## [Task directions]
Look through the lines below and copy each one that includes "Active".

[Excerpts from an interface dataset]
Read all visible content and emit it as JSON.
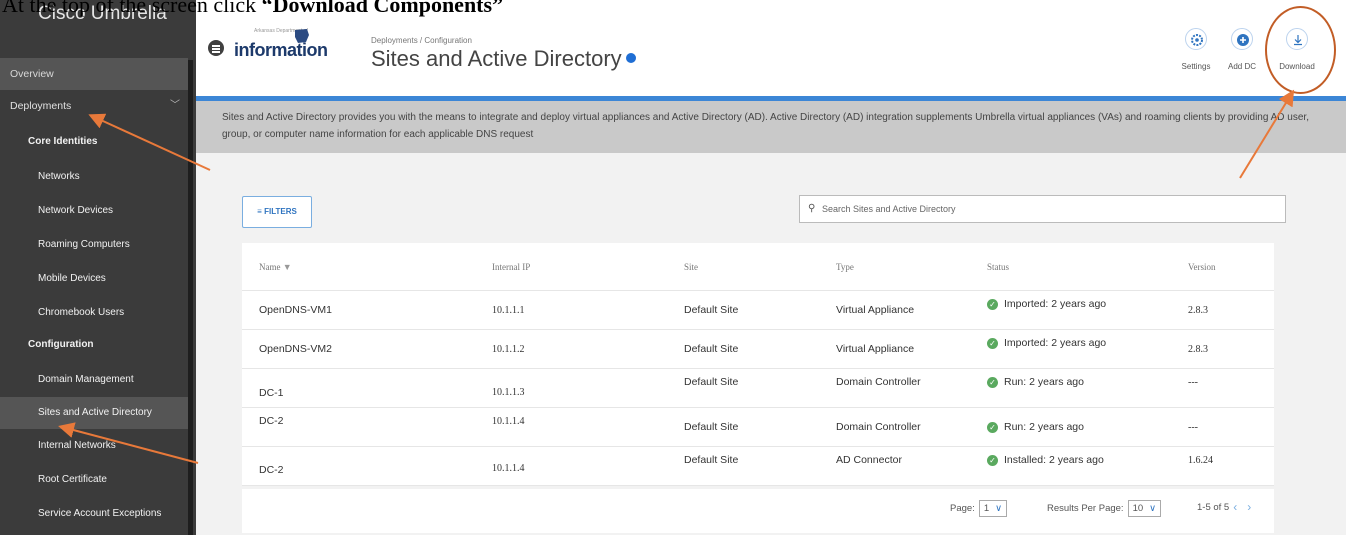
{
  "caption": {
    "prefix": "At the top of the screen click ",
    "bold": "“Download Components”"
  },
  "sidebar": {
    "brand": "Cisco Umbrella",
    "overview": "Overview",
    "deployments": "Deployments",
    "section_core": "Core Identities",
    "core_items": [
      "Networks",
      "Network Devices",
      "Roaming Computers",
      "Mobile Devices",
      "Chromebook Users"
    ],
    "section_config": "Configuration",
    "config_items": [
      "Domain Management",
      "Sites and Active Directory",
      "Internal Networks",
      "Root Certificate",
      "Service Account Exceptions"
    ]
  },
  "header": {
    "logo_word": "information",
    "logo_top": "Arkansas Department of",
    "breadcrumb": "Deployments / Configuration",
    "title": "Sites and Active Directory",
    "settings": "Settings",
    "add_dc": "Add DC",
    "download": "Download"
  },
  "banner": "Sites and Active Directory provides you with the means to integrate and deploy virtual appliances and Active Directory (AD). Active Directory (AD) integration supplements Umbrella virtual appliances (VAs) and roaming clients by providing AD user, group, or computer name information for each applicable DNS request",
  "filters_label": "FILTERS",
  "search_placeholder": "Search Sites and Active Directory",
  "table": {
    "headers": {
      "name": "Name",
      "ip": "Internal IP",
      "site": "Site",
      "type": "Type",
      "status": "Status",
      "version": "Version"
    },
    "rows": [
      {
        "name": "OpenDNS-VM1",
        "ip": "10.1.1.1",
        "site": "Default Site",
        "type": "Virtual Appliance",
        "status": "Imported: 2 years ago",
        "version": "2.8.3"
      },
      {
        "name": "OpenDNS-VM2",
        "ip": "10.1.1.2",
        "site": "Default Site",
        "type": "Virtual Appliance",
        "status": "Imported: 2 years ago",
        "version": "2.8.3"
      },
      {
        "name": "DC-1",
        "ip": "10.1.1.3",
        "site": "Default Site",
        "type": "Domain Controller",
        "status": "Run: 2 years ago",
        "version": "---"
      },
      {
        "name": "DC-2",
        "ip": "10.1.1.4",
        "site": "Default Site",
        "type": "Domain Controller",
        "status": "Run: 2 years ago",
        "version": "---"
      },
      {
        "name": "DC-2",
        "ip": "10.1.1.4",
        "site": "Default Site",
        "type": "AD Connector",
        "status": "Installed: 2 years ago",
        "version": "1.6.24"
      }
    ]
  },
  "pager": {
    "page_label": "Page:",
    "page": "1",
    "rpp_label": "Results Per Page:",
    "rpp": "10",
    "range": "1-5 of 5"
  },
  "colors": {
    "accent": "#3c86d6",
    "sidebar": "#3b3b3b",
    "annotation": "#e8793a",
    "status_ok": "#5aa95f"
  }
}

## [Solution to this exercise]
      "Sites and Active Directory",
    "title": "Sites and Active Directory",
  "banner": "Sites and Active Directory provides you with the means to integrate and deploy virtual appliances and Active Directory (AD). Active Directory (AD) integration supplements Umbrella virtual appliances (VAs) and roaming clients by providing AD user, group, or computer name information for each applicable DNS request",
  "search_placeholder": "Search Sites and Active Directory",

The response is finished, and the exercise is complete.